Monday, April 04, 2016

Prayer Room (at Redeemer)

Redeemer Prayer Room, 4/3/16

God gave me a vision to have a Prayer Room in our church building. I felt we were to begin with bare walls, a table, and two chairs. I want the room, at least for now, to be uninterpreted. Because things - icons, painting, photos, drawings, etc. - are an interpretation of this space which channel peoples' hearts and minds into a certain direction. I see this room as being fluid. We'll add or subtract as God leads. In this way it will be like our church's sanctuary, which changes from week to week, as God leads.

The purpose of this room must remain clear: it is for praying. So, as far as I hear God leading me, its beginning must be austere, a relatively blank slate upon which God will write his thoughts on our hearts. Let me further explain.

I did a two-year degree in Music Theory. One of my requirements was to learn some basic piano skills. This, of course, required practice, in a designated practice room.

These practice rooms were empty, except for a piano, piano bench, and a chair for the teacher. Austerity ruled. Music practice rooms are the ultimate anti-sports bar environments. There were no pictures on the walls. There was nothing to divert one's eyes and attention away from the focus, which was the instrument. You cannot learn the instrument without concentration.

I once had a student who was a Coptic monk. He lived at the Monastery of St. Anthony of Egypt of the Fourth Century. He called his room a "cell." His cell contained only a bed and four walls that were bare, except for a cross. A music practice room is a monastic cell, containing one thing, which is the object of one's focus.

Such rooms promote purity of heart. They are places of least distraction, focused environments that are serious about purpose. Within them, the distracted mind is channeled into a river where all things flow.

Jesus told his disciples to pray in their secret room,[1] with the door closed. These rooms were barren and bare-walled, except for perhaps symbols of a fish, or a cross.[2] An uncluttered prayer chamber facilitates focus on God. Undistraction increases the possibility of God-attraction.

            Jesus often withdrew to lonely places where he prayed.[3] In such places, praying is more effective.

My church is a praying church.
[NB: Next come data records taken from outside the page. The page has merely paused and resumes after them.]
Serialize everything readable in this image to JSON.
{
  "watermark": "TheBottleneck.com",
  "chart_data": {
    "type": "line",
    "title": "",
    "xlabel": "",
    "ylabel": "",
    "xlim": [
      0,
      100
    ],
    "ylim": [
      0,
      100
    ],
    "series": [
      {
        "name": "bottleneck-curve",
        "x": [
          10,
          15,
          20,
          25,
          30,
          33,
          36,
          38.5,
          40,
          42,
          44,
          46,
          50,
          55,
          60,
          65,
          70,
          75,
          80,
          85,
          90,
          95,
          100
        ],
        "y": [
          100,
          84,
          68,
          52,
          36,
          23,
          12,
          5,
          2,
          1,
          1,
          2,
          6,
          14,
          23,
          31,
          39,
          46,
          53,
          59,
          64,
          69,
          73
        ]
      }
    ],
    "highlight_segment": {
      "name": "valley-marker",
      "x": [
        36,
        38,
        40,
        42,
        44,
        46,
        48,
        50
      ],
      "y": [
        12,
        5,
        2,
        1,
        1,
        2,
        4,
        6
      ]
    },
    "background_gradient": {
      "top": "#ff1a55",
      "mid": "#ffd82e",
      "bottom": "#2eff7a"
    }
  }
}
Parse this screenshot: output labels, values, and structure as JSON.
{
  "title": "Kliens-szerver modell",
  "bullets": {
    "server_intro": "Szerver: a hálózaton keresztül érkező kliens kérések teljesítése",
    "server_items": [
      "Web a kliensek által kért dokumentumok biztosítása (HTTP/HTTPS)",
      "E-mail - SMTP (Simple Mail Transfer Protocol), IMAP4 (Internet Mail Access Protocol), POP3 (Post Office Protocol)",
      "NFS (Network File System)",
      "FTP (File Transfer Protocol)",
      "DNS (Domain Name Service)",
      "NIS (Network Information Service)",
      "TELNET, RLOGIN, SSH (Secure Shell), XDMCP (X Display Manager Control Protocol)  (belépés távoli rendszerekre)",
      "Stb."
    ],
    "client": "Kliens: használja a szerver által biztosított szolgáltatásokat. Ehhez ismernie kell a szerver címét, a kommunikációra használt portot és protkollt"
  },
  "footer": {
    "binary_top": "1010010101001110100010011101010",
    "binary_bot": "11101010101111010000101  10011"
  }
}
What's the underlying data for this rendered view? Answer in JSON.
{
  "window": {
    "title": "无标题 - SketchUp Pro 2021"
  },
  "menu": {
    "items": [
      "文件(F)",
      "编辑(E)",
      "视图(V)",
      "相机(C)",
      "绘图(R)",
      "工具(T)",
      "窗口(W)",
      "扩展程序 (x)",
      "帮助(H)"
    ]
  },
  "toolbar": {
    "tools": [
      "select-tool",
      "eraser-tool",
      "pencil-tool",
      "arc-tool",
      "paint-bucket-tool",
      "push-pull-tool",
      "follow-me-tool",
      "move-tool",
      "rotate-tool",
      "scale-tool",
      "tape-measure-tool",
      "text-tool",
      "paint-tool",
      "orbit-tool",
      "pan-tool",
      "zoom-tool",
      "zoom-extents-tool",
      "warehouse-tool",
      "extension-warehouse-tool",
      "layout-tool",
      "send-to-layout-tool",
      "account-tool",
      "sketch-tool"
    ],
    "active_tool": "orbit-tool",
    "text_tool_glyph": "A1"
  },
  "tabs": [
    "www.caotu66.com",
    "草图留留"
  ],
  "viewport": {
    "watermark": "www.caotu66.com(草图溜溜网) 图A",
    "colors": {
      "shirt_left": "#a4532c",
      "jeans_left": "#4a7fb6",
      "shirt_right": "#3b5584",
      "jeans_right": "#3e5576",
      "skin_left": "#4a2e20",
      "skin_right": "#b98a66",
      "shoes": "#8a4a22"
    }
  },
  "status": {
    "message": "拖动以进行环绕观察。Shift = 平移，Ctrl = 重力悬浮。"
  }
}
This room is set apart for us to pray.

[1] Matthew 6:6, tameion.
[2] See, e.g., James Charlesworth, Jesus Within Judaism, on the discovery of the house of Peter and what was found on the walls. New York: SPCK, 1989.
[3] Luke 5:16